So, now I have a question for you: How do you view the habit you and your sisters wear? Is it important to you? If so, how? What purpose does it serve for you?
(I'm sincerely asking...I have my theories which I can always bore you with later!)

xaipe said...

Spot on, Katie: it places us in a social context. That's what I meant by speaking of the habit as something that evokes a relationship that is already in place. It also helps keep things clear: Among other things, men have an interpretive key for our words--we're not coming on to them (!); people generally relate to us as from an already established "place" even though we have (usually) never met them. But it's a two-edged sword. Sometimes, people have expectations of us based on earlier experiences with sisters, whether personal (do you know how many "rulers on the knuckles" stories I have heard?) or from the media (the saintly sisters or the evil, hypocritical nuns of movies and TV dramas). Sometimes, when I am treated with extreme hostility, I also get the impression that people identify me with the entire Roman Catholic Church, whose teachings they do not really know or understand, but dislike or feel affronted by.
Interestingly, the veil is the part of religious dress that most people identify as the "habit," but when we made vestition (received the habit in a ceremony), the veil was not part of the garment that was given to us. The dress is actually the habit, and in vestition, the habit is blessed, along with the belt (cincture) and rosary beads. These we were given, one by one, and then we went off to another room to don them. The veils were waiting in that other room.

La gallina said...

I'm a couple months late for the discussion. Found you by way of the Anchoress.

I was a little Protestant girl (going to an Evangelical university) spending my junior year in Spain back in 1989-90. Despite the evangelical family etc., I had zero interest in religion or God or any of that.

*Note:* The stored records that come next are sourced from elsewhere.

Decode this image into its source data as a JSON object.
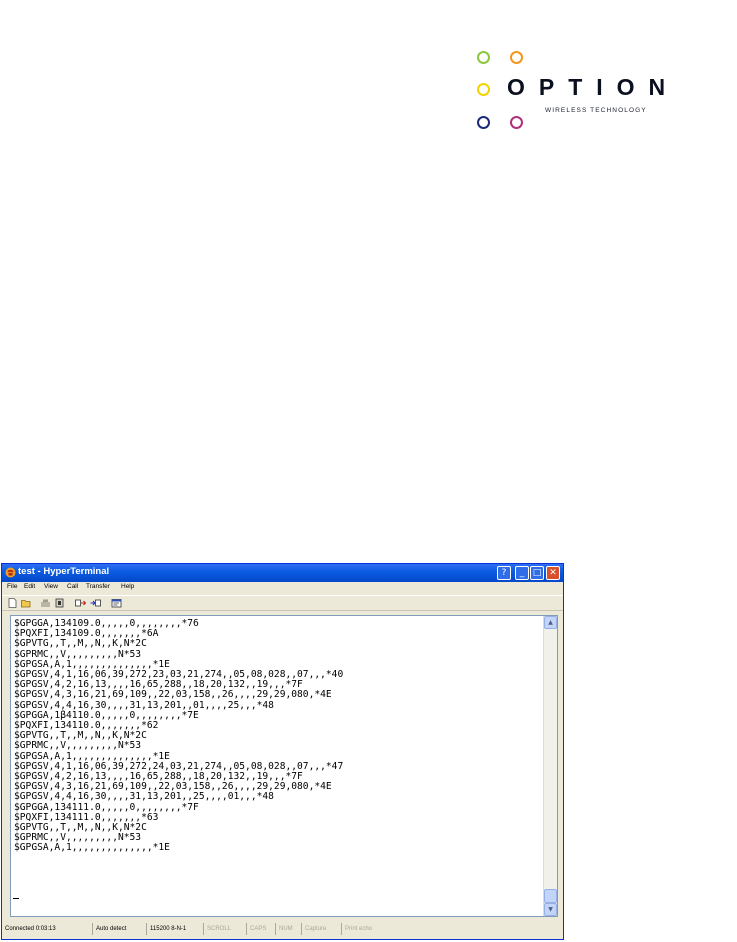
{
  "logo": {
    "brand": "OPTION",
    "tagline": "WIRELESS TECHNOLOGY",
    "ring_colors": [
      "#8dc63f",
      "#f7941d",
      "#f2d400",
      "#1b2a7a",
      "#b0307a"
    ]
  },
  "window": {
    "title": "test - HyperTerminal",
    "icons": [
      "phone-icon",
      "help-icon",
      "minimize-icon",
      "maximize-icon",
      "close-icon"
    ],
    "menu": [
      "File",
      "Edit",
      "View",
      "Call",
      "Transfer",
      "Help"
    ],
    "toolbar": [
      "new-icon",
      "open-icon",
      "call-icon",
      "disconnect-icon",
      "send-icon",
      "receive-icon",
      "properties-icon"
    ]
  },
  "terminal": {
    "lines": [
      "$GPGGA,134109.0,,,,,0,,,,,,,,*76",
      "$PQXFI,134109.0,,,,,,,*6A",
      "$GPVTG,,T,,M,,N,,K,N*2C",
      "$GPRMC,,V,,,,,,,,,N*53",
      "$GPGSA,A,1,,,,,,,,,,,,,,*1E",
      "$GPGSV,4,1,16,06,39,272,23,03,21,274,,05,08,028,,07,,,*40",
      "$GPGSV,4,2,16,13,,,,16,65,288,,18,20,132,,19,,,*7F",
      "$GPGSV,4,3,16,21,69,109,,22,03,158,,26,,,,29,29,080,*4E",
      "$GPGSV,4,4,16,30,,,,31,13,201,,01,,,,25,,,*48",
      "$GPGGA,1β4110.0,,,,,0,,,,,,,,*7E",
      "$PQXFI,134110.0,,,,,,,*62",
      "$GPVTG,,T,,M,,N,,K,N*2C",
      "$GPRMC,,V,,,,,,,,,N*53",
      "$GPGSA,A,1,,,,,,,,,,,,,,*1E",
      "$GPGSV,4,1,16,06,39,272,24,03,21,274,,05,08,028,,07,,,*47",
      "$GPGSV,4,2,16,13,,,,16,65,288,,18,20,132,,19,,,*7F",
      "$GPGSV,4,3,16,21,69,109,,22,03,158,,26,,,,29,29,080,*4E",
      "$GPGSV,4,4,16,30,,,,31,13,201,,25,,,,01,,,*48",
      "$GPGGA,134111.0,,,,,0,,,,,,,,*7F",
      "$PQXFI,134111.0,,,,,,,*63",
      "$GPVTG,,T,,M,,N,,K,N*2C",
      "$GPRMC,,V,,,,,,,,,N*53",
      "$GPGSA,A,1,,,,,,,,,,,,,,*1E"
    ]
  },
  "status": {
    "connected": "Connected 0:03:13",
    "detect": "Auto detect",
    "settings": "115200 8-N-1",
    "scroll": "SCROLL",
    "caps": "CAPS",
    "num": "NUM",
    "capture": "Capture",
    "print_echo": "Print echo"
  }
}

And the thought of Catholics and nuns had certainly never entered my mind.

During my Christmas break during that junior year I travelled to Rome with a Catholic friend. And that's when I fell under the enchantment of those ethereal creatures known as Catholic nuns. I had never seen a nun wearing the full black habit, veil and all. I thought they were absolutely obsolete. But I was so moved by these angels in black, gliding through the streets of the ancient city.

A few weeks later, traveling solo in Spain, (looking lost and confused, I'm sure) two of those angels in black habits glided up to me, took me by the arms, and led me onto my waiting train. (They had no idea I had gotten hopelessly lost, and gotten on the wrong train at this very same train station the last time I'd been there.) They flanked me like two guardian angels on either side once we arrived in Madrid, among various shifty-looking characters at 2 a.m. If it weren't for them miraculously showing up, and taking care of me, my trip may not have ended so well!

I was hooked on nuns ever after. I still had no interest in religion etc., but my family and friends always bought me nun trinkets, cards, etc. to add to my collection.

Some 16 years later, I became a Catholic. I'm no nun, but 4 of my 5 children were delivered at a Catholic birth center founded by a (veil-less, yet lovely) sister. The founding sister has had to retire due to health. The birth center's future hangs in the balance. (Know any religious orders who specialize in midwifery and are looking for a home?)

Anyway, thanks for keeping the veil alive and well in the modern age, Sister Anne. By the way, I cover my head for mass, but that's another long story which is already in the Anchoresses comments on veiling.